The first thoughts that came to mind were having the strength to put yourself out there and try new things even if you are nervous or scared (like starting this blog and even writing this post) or to admit your faults and weaknesses (too many to name). But, the more I thought about it, it went further than that. To be vulnerable is not only to put yourself out there, but also to live with authenticity and be the true you no matter the circumstances.
So, naturally, this made me think, "Who is the true me? What are my beliefs? What do I stand for? What is my intent?" The true me is that I am a good listener, I sometimes need time before I share my thoughts, I love to think outside the box, I LOVE to learn and try new things, I believe that I can only control me and not others, and so on and so forth. But, in asking these questions, I came to realize that the goal is not to just come up with answers, but instead, it would serve me better to ask myself these questions before I go into a conversation or use them as a way to reflect on a situation I am unsure about.. Just writing them down, I knew I would forget them quickly, but getting in the habit of asking myself these questions on a daily basis would begin to force me to really think: Am I living with authenticity and vulnerability?
This week, there was a particular situation that occurred at school that I knew I would have to have a follow-up conversation on. I knew it couldn't be avoided not just because my colleague would approach me on it, but if I really wanted to stay true to my beliefs and be vulnerable, I needed to have the conversation as well. One thing I also know about myself is that confrontation and difficult conversations are hard for me,. They do not come easily. I've read numerous articles on the topic from how how to restate what you're hearing to asking clarifying questions. To be honest, the thought of having to have a hard conversation feels daunting; something that I need to prepare for in order to have.

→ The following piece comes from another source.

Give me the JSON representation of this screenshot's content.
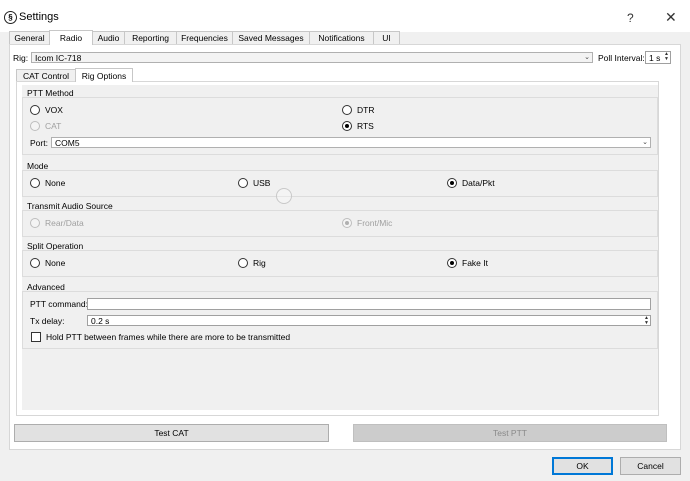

But this time, I decided to approach things a little differently. Instead, of trying to "prepare" and think about what I might say, I asked myself what is my intent by having this conversation? What am I hoping to accomplish as a result of having this conversation? How could I have this conversation while remaining true to myself and my beliefs?
I decided that my intent was that I wanted to share there were positives to the work we were doing, that no one is trying to change anyone, that I am not an expert nor am I always right. The truth is that I am in this role as an instructional coach, because I care about helping teachers, I care about students and their learning, and I care about helping people improve. I realized in that moment that I didn't need more strategies for having a hard conversation or to read another article, I just needed to stick to what I knew to be true about my intentions. And, at the end of the day, I can't control what others feel or say, but I can control what my intent is and what I say and do. And, even more importantly, I am not perfect and am going to make mistake after mistake. But, also, being my true self means learning from my mistakes and knowing that I have the intent to constantly improve and get better.
So, my challenge to you is to think about a conversation or situation you may be avoiding or think about something new that you've been wanting to try, and ask yourself, "What's holding me back? What am I afraid of?" I can tell you that the conversation I had last week was nowhere perfect, but I still felt great afterwards, because I didn't let my fears or my thoughts hold me back. And, that is what vulnerability is starting to mean to me.